The Power of the Pyramid
Speak Loudly and Carry a Big Bag
I wrote these three blog titles in the past. They were not about Egyptian architecture, Theodore Roosevelt, or origami. Given those clues, do you have any idea what they were about? I’m guessing you don’t.
Unfortunately, I went through an “ah-ha” phase with my blog post titles. After you read the post, you might look back to the title and say “Ah-ha! Now I get it.” But it was rare for anyone to say that because my titles were doing the exact opposite of fulfilling their purpose.
Don’t Write Cryptic Titles
Titles are not meant to be appreciated after reading a post. Instead, they are intended to attract readers. And my clever titles (Yes, I thought I was oh so clever.) were not drawing any readers. People were probably looking at them, thinking “What?” And their lack of understanding caused them to pass without reading on.
Confusion does not attract readers.
Don’t Write Boring Titles
We live in a scrolling world where decisions to stick around and read are made in a millisecond. So don’t sabotage yourself by disguising your post about time management as an article about pyramids. Use those few initial seconds when you have a scroller’s attention and tell them exactly what you’re offering them: Time Management for Bloggers.
If that was the title, would you be thinking, “I must read that article!” or “Another article on time management (yawn)!” That’s the flip side of writing titles – the risk of sounding boring in your title.
You post titles must help you stand out from the crowd, so scrollers don’t think you’re offering a link to an article they read a thousand times before.
Be clear. Be original.
Frustrating, isn’t it?
Write Hybrid Blog Post Titles
If you want to attract readers in the few seconds you have their attention, craft hybrid titles for your blog posts. Tell them what the post is about but add a twist that convinces them your take on the subject will be original…or at least fun to read.

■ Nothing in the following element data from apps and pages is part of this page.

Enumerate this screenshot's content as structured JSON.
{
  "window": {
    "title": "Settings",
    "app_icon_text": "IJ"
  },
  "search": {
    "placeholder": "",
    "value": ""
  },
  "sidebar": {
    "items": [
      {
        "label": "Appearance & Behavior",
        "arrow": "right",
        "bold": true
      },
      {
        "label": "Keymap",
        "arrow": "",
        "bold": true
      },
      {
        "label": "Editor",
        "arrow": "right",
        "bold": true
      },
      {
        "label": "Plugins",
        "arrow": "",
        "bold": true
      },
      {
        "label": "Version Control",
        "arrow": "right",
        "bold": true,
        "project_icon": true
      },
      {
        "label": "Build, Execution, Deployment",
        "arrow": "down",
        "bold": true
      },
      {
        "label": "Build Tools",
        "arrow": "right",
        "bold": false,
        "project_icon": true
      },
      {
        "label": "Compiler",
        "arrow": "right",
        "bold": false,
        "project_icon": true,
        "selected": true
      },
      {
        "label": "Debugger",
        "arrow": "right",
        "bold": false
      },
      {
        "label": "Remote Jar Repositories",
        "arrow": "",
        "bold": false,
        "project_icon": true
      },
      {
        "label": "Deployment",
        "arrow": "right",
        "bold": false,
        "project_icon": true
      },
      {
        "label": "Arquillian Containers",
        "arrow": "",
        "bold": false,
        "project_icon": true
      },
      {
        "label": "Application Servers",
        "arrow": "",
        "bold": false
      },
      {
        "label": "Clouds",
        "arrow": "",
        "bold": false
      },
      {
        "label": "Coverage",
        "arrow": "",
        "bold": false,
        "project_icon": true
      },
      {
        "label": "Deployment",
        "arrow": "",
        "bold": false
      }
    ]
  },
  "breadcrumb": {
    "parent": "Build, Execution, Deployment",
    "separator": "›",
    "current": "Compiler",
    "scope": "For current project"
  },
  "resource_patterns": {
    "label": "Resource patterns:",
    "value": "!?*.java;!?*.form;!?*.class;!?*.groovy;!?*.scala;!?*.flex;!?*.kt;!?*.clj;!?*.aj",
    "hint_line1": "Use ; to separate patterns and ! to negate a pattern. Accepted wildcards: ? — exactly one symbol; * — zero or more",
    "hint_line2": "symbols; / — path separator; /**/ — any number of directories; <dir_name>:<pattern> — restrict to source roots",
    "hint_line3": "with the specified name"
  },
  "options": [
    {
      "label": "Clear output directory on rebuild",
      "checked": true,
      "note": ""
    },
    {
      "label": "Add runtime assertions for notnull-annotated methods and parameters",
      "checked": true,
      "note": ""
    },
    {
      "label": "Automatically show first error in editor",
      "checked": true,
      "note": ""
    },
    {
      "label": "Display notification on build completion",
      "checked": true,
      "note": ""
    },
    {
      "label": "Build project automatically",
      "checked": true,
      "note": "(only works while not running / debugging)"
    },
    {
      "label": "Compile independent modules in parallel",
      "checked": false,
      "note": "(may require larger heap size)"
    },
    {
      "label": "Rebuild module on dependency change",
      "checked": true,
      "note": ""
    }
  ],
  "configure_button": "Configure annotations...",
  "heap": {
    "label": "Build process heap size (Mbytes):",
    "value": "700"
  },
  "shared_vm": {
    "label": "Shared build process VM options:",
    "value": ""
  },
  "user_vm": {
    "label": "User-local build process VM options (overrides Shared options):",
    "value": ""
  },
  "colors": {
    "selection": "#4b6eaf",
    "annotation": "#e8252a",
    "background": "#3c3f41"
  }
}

Start with the clear-as-glass title: Time Management for Bloggers. It is clear, but it’s also a snoozefest, right? A little tweaking can give you just enough quirkiness to turn scrollers into readers. Try Pyramids: The Key to Time Management.
You’ve informed scrollers that this is an article about time management, but the pyramids twist might make them curious enough to click through to your article.
Post Titles Shouldn’t be Afterthoughts
We are so careful to plan, proof, and edit our writing, but titles are often an afterthought.They shouldn’t be.
Take a minute to read your proposed title to someone…anyone…even that random family member walking through your kitchen searching for leftover cookies. They don’t have to read the entire article, just the title, and answer two questions, “Do you know what this article is about? Does it sound fresh or boring?”
If I were rewriting the title from the beginning of this post they would be:
Pyramids: The Key to Time Management
Surviving a Writers’ Conference with L.L. Bean
Battling Writer’s Bock Using a Paper Sword
I’d love to hear from you… Would these titles intrigue you enough to click through to the article? Tell me in a comment below.
Never overlook the importance of a title. It is a potential reader’s first impression of you and your writing and, if you don’t write a good title, it may be the only words you write that they read.
About the Author
Jodi Webb has written advice columns on organization, text for Nintendo DS games, trivia questions for charity fundraisers, and toy and book reviews in addition to annual reports, press releases, and company brochures. She’s written hundreds of articles for magazines such as Birds and Blooms, PTO Today, and The History Magazine. The former blog tour organizer at WOW—Women on Writing, she currently works for a small regional newspaper